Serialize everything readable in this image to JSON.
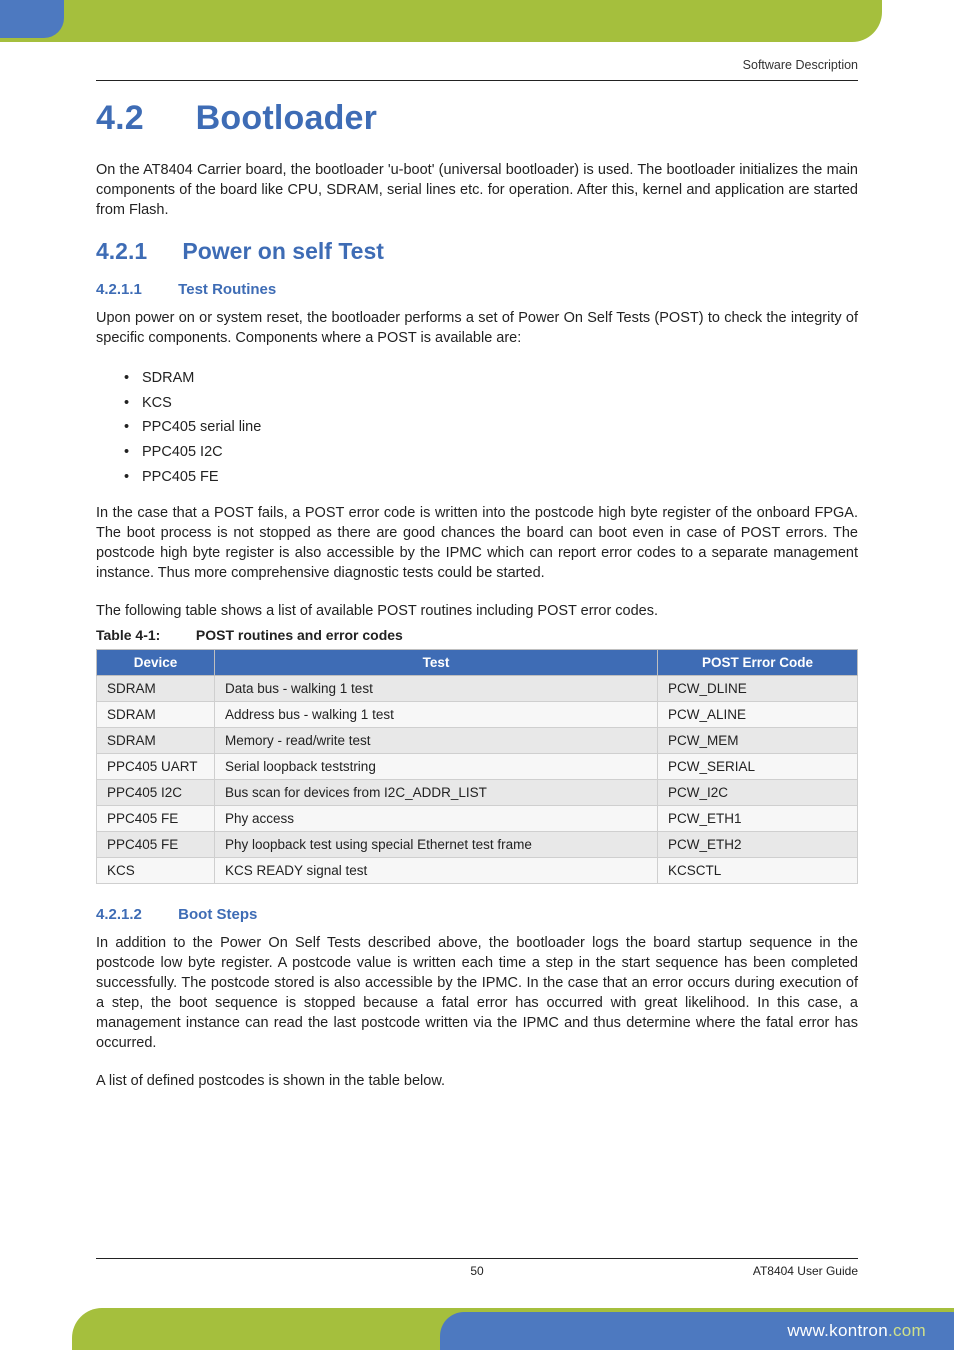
{
  "running_head": "Software Description",
  "h1": {
    "num": "4.2",
    "title": "Bootloader"
  },
  "p1": "On the AT8404 Carrier board, the bootloader 'u-boot' (universal bootloader) is used. The bootloader initializes the main components of the board like CPU, SDRAM, serial lines etc. for operation. After this, kernel and application are started from Flash.",
  "h2": {
    "num": "4.2.1",
    "title": "Power on self Test"
  },
  "h3a": {
    "num": "4.2.1.1",
    "title": "Test Routines"
  },
  "p2": "Upon power on or system reset, the bootloader performs a set of Power On Self Tests (POST) to check the integrity of specific components. Components where a POST is available are:",
  "bullets": [
    "SDRAM",
    "KCS",
    "PPC405 serial line",
    "PPC405 I2C",
    "PPC405 FE"
  ],
  "p3": "In the case that a POST fails, a POST error code is written into the postcode high byte register of the onboard FPGA. The boot process is not stopped as there are good chances the board can boot even in case of POST errors. The postcode high byte register is also accessible by the IPMC which can report error codes to a separate management instance. Thus more comprehensive diagnostic tests could be started.",
  "p4": "The following table shows a list of available POST routines including POST error codes.",
  "table_caption": {
    "label": "Table 4-1:",
    "title": "POST routines and error codes"
  },
  "table": {
    "headers": [
      "Device",
      "Test",
      "POST Error Code"
    ],
    "rows": [
      [
        "SDRAM",
        "Data bus - walking 1 test",
        "PCW_DLINE"
      ],
      [
        "SDRAM",
        "Address bus - walking 1 test",
        "PCW_ALINE"
      ],
      [
        "SDRAM",
        "Memory - read/write test",
        "PCW_MEM"
      ],
      [
        "PPC405 UART",
        "Serial loopback teststring",
        "PCW_SERIAL"
      ],
      [
        "PPC405 I2C",
        "Bus scan for devices from I2C_ADDR_LIST",
        "PCW_I2C"
      ],
      [
        "PPC405 FE",
        "Phy access",
        "PCW_ETH1"
      ],
      [
        "PPC405 FE",
        "Phy loopback test using special Ethernet test frame",
        "PCW_ETH2"
      ],
      [
        "KCS",
        "KCS READY signal test",
        "KCSCTL"
      ]
    ]
  },
  "h3b": {
    "num": "4.2.1.2",
    "title": "Boot Steps"
  },
  "p5": "In addition to the Power On Self Tests described above, the bootloader logs the board startup sequence in the postcode low byte register. A postcode value is written each time a step in the start sequence has been completed successfully. The postcode stored is also accessible by the IPMC. In the case that an error occurs during execution of a step, the boot sequence is stopped because a fatal error has occurred with great likelihood. In this case, a management instance can read the last postcode written via the IPMC and thus determine where the fatal error has occurred.",
  "p6": "A list of defined postcodes is shown in the table below.",
  "footer": {
    "page": "50",
    "doc": "AT8404 User Guide",
    "url_w": "www.",
    "url_d": "kontron",
    "url_c": ".com"
  }
}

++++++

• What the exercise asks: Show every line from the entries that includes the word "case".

• Answer for this exercise:
  "p3": "In the case that a POST fails, a POST error code is written into the postcode high byte register of the onboard FPGA. The boot process is not stopped as there are good chances the board can boot even in case of POST errors. The postcode high byte register is also accessible by the IPMC which can report error codes to a separate management instance. Thus more comprehensive diagnostic tests could be started.",
  "p5": "In addition to the Power On Self Tests described above, the bootloader logs the board startup sequence in the postcode low byte register. A postcode value is written each time a step in the start sequence has been completed successfully. The postcode stored is also accessible by the IPMC. In the case that an error occurs during execution of a step, the boot sequence is stopped because a fatal error has occurred with great likelihood. In this case, a management instance can read the last postcode written via the IPMC and thus determine where the fatal error has occurred.",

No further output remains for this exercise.